§ About this exercise: Report each line of the records where "Spela" occurs.

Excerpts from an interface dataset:

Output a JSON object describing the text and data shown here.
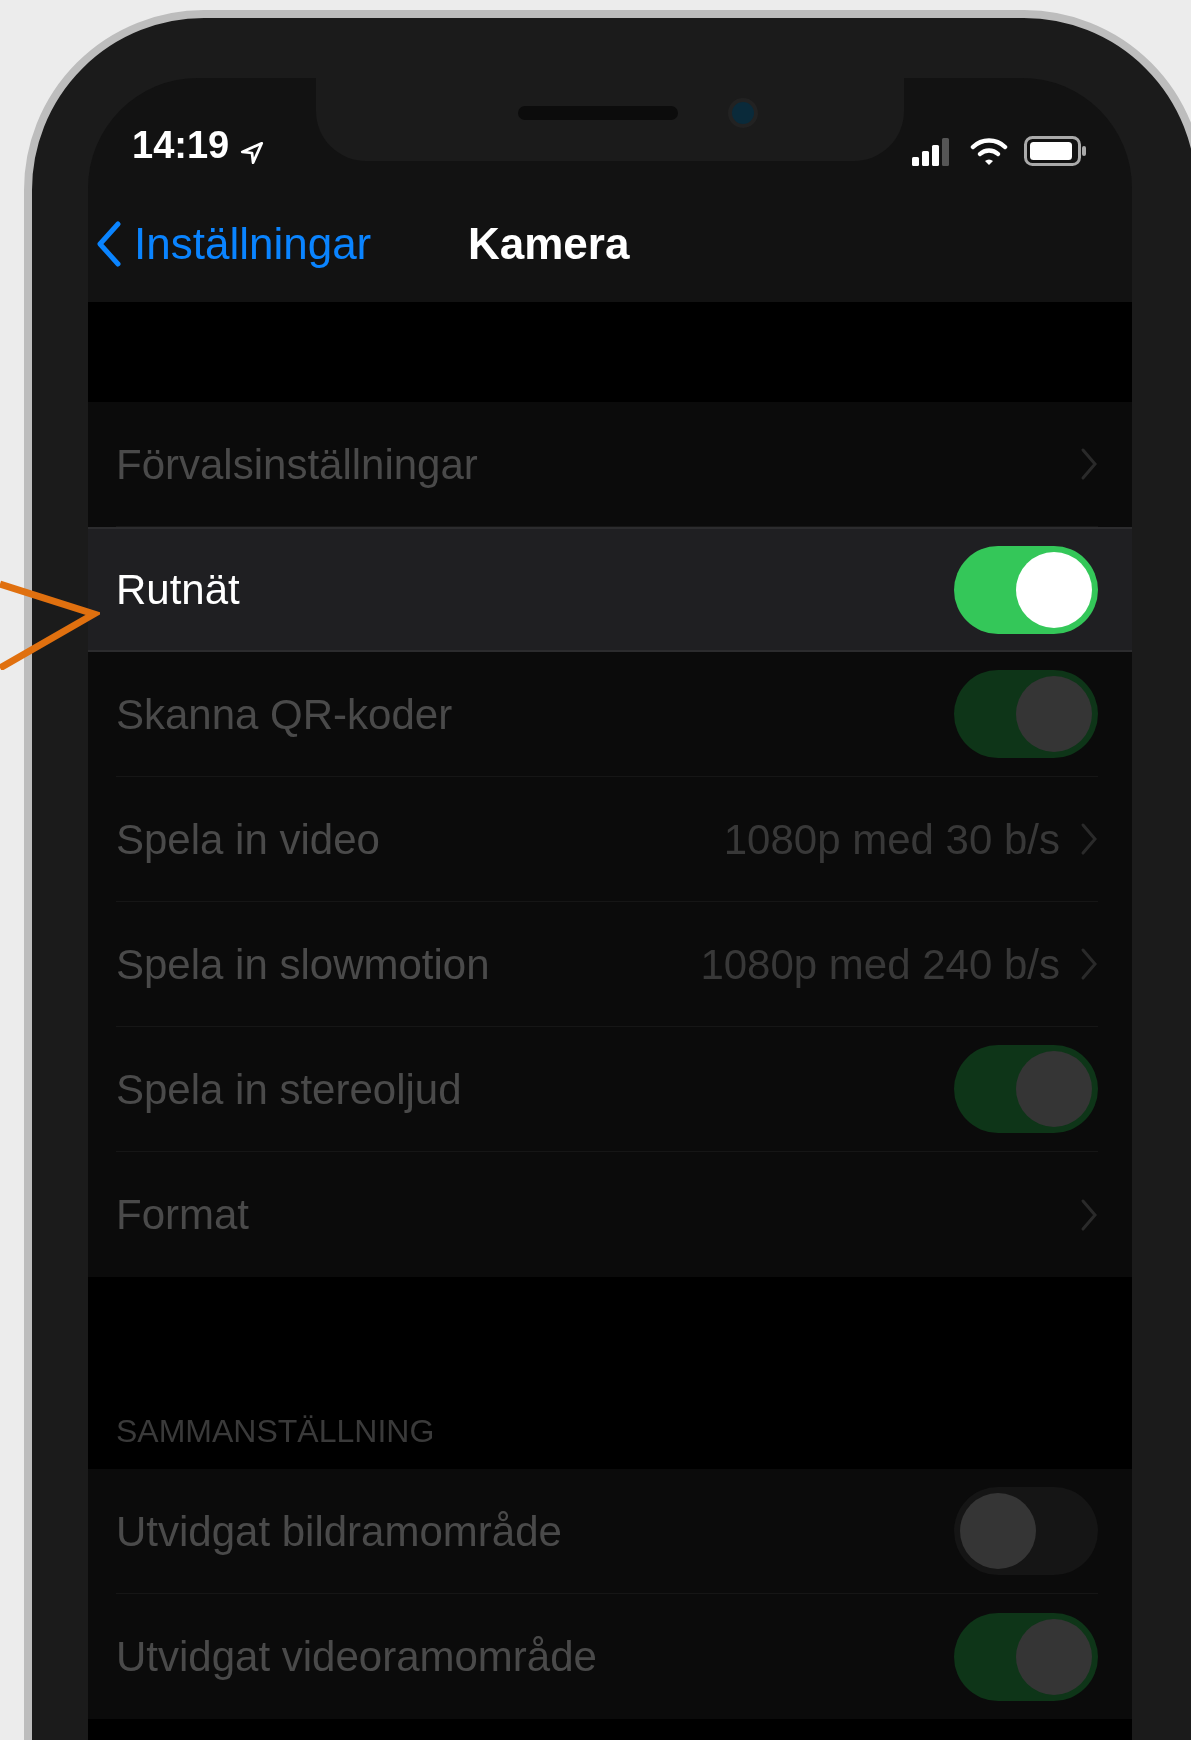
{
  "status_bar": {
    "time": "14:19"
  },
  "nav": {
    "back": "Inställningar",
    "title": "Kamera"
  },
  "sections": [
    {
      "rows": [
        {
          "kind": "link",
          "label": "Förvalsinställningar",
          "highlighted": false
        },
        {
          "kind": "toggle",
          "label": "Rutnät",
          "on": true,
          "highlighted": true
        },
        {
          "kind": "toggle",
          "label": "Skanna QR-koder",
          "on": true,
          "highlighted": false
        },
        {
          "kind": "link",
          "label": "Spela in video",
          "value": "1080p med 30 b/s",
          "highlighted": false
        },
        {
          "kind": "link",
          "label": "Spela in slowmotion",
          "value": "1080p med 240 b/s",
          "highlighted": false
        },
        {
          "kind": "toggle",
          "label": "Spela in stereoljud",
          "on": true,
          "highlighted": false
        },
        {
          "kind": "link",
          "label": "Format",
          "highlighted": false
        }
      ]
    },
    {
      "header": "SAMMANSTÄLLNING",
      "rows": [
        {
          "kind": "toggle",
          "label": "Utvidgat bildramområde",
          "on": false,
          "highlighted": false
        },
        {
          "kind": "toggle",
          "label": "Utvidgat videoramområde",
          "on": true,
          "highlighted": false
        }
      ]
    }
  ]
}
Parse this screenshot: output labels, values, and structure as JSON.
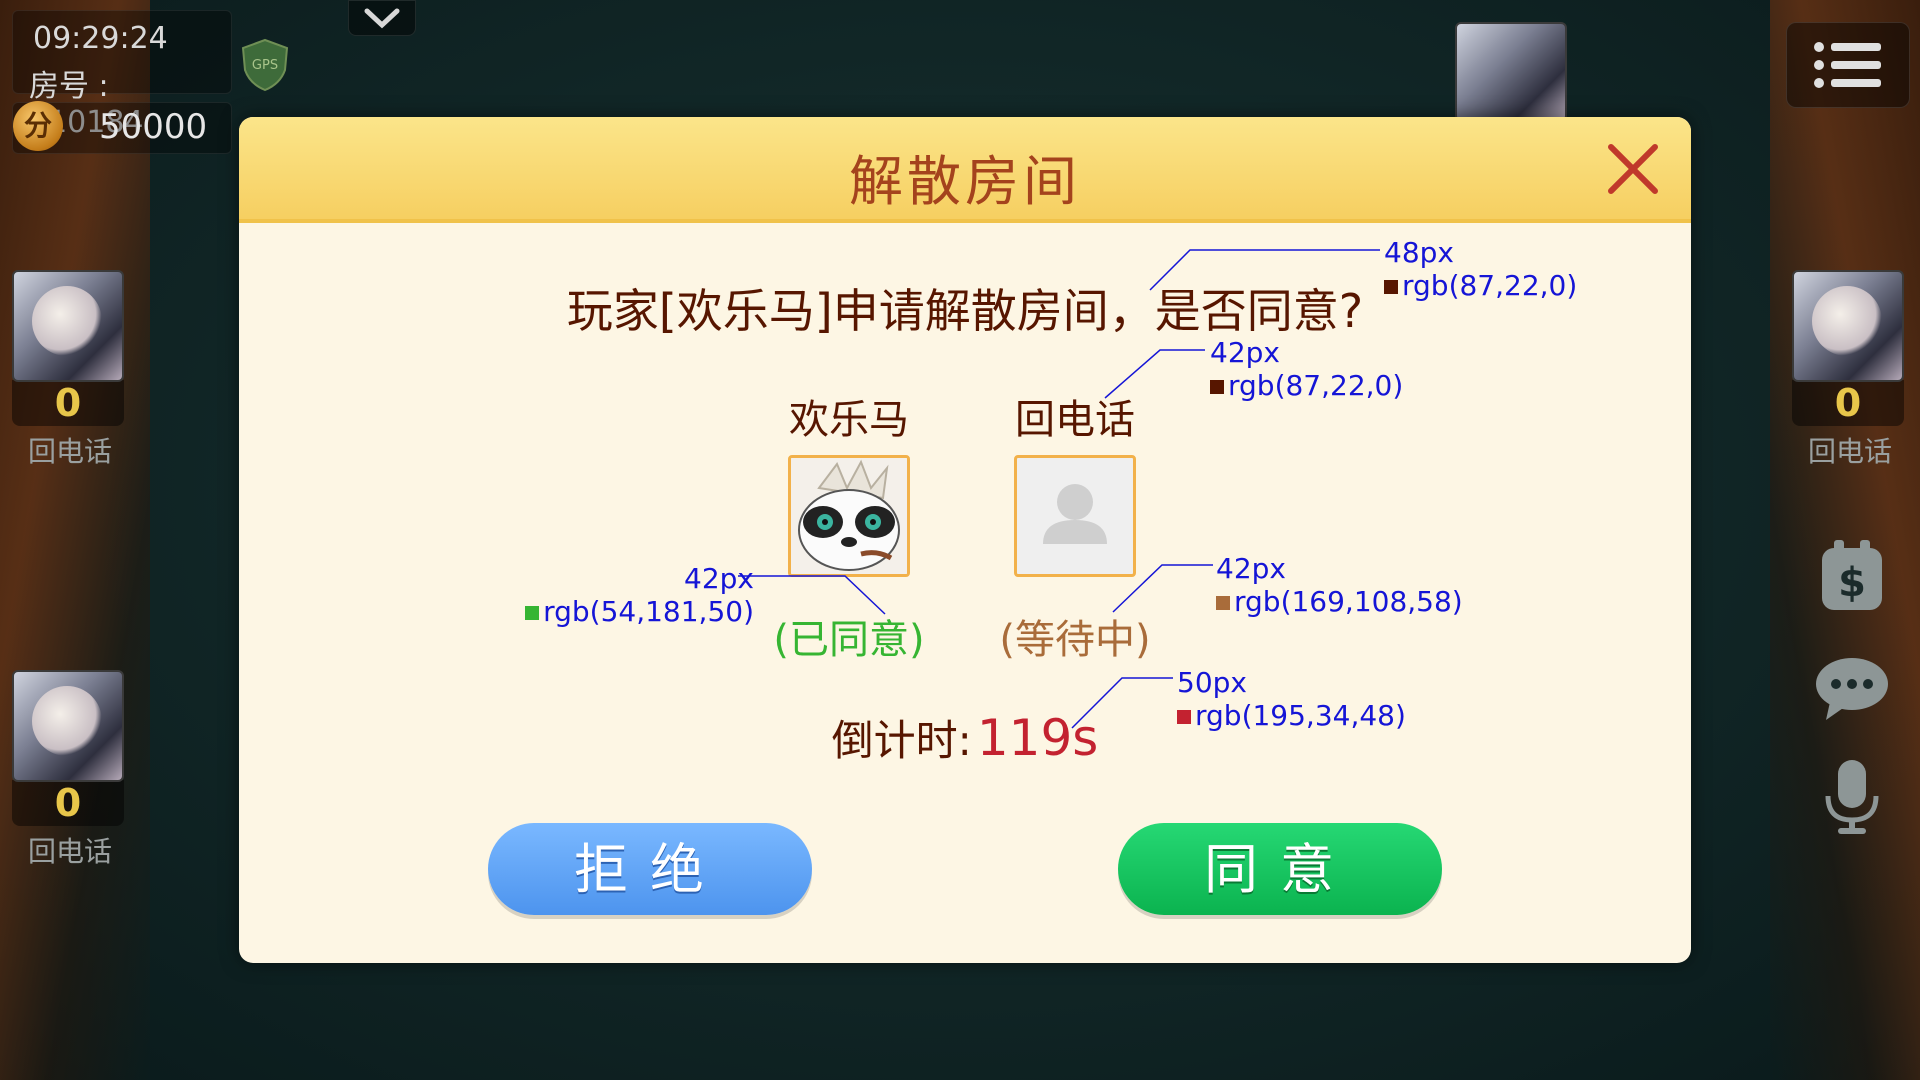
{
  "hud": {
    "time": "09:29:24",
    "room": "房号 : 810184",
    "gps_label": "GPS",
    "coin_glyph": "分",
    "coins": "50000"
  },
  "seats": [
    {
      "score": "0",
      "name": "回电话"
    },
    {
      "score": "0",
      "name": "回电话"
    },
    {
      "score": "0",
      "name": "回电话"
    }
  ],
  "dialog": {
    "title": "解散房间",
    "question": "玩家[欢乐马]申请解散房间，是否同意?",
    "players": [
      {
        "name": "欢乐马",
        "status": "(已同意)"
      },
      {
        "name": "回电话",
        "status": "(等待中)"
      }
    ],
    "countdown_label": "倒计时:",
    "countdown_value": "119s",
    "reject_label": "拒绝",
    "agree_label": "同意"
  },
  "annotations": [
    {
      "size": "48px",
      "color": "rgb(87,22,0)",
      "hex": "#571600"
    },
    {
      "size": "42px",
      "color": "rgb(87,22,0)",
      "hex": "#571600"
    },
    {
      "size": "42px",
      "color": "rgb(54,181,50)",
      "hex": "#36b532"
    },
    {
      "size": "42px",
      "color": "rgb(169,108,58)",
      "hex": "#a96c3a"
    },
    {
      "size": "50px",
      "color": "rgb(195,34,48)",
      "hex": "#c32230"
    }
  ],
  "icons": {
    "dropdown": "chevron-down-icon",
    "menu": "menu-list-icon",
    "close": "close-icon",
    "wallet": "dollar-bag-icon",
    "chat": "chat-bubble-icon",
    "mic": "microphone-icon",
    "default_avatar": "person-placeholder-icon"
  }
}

§ Solution below:
          "label": "Spela in video",
          "label": "Spela in slowmotion",
          "label": "Spela in stereoljud",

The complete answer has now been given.